### EXERCISE:
Please retype every entry as written, and keep the pictures out.

Items listed in a dataset:
# # # # # # #
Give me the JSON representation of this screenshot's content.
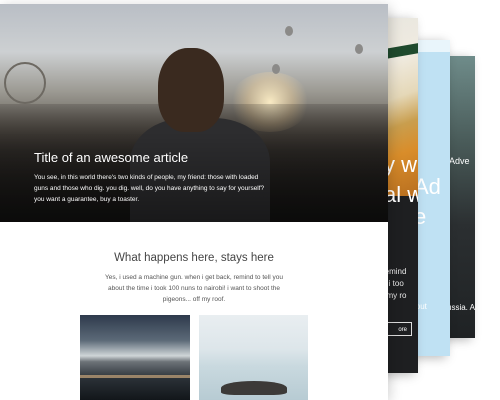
{
  "hero": {
    "title": "Title of an awesome article",
    "text": "You see, in this world there's two kinds of people, my friend: those with loaded guns and those who dig. you dig. well, do you have anything to say for yourself? you want a guarantee, buy a toaster."
  },
  "section": {
    "title": "What happens here, stays here",
    "text": "Yes, i used a machine gun. when i get back, remind to tell you about the time i took 100 nuns to nairobi! i want to shoot the pigeons... off my roof."
  },
  "back_cards": {
    "card_a": {
      "headline_line1": "y w",
      "headline_line2": "al w",
      "body_line1": "remind",
      "body_line2": "e i too",
      "body_line3": "f my ro",
      "button_label": "ore"
    },
    "card_b": {
      "headline_line1": "Ad",
      "headline_line2": "e",
      "small_line": "lout"
    },
    "card_c": {
      "overlay": "Adve",
      "sub": "ussia. A"
    }
  }
}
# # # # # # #
### RESPONSE FOR THIS EXERCISE:
Give me the JSON representation of this screenshot's content.
{
  "hero": {
    "title": "Title of an awesome article",
    "text": "You see, in this world there's two kinds of people, my friend: those with loaded guns and those who dig. you dig. well, do you have anything to say for yourself? you want a guarantee, buy a toaster."
  },
  "section": {
    "title": "What happens here, stays here",
    "text": "Yes, i used a machine gun. when i get back, remind to tell you about the time i took 100 nuns to nairobi! i want to shoot the pigeons... off my roof."
  },
  "back_cards": {
    "card_a": {
      "headline_line1": "y w",
      "headline_line2": "al w",
      "body_line1": "remind",
      "body_line2": "e i too",
      "body_line3": "f my ro",
      "button_label": "ore"
    },
    "card_b": {
      "headline_line1": "Ad",
      "headline_line2": "e",
      "small_line": "lout"
    },
    "card_c": {
      "overlay": "Adve",
      "sub": "ussia. A"
    }
  }
}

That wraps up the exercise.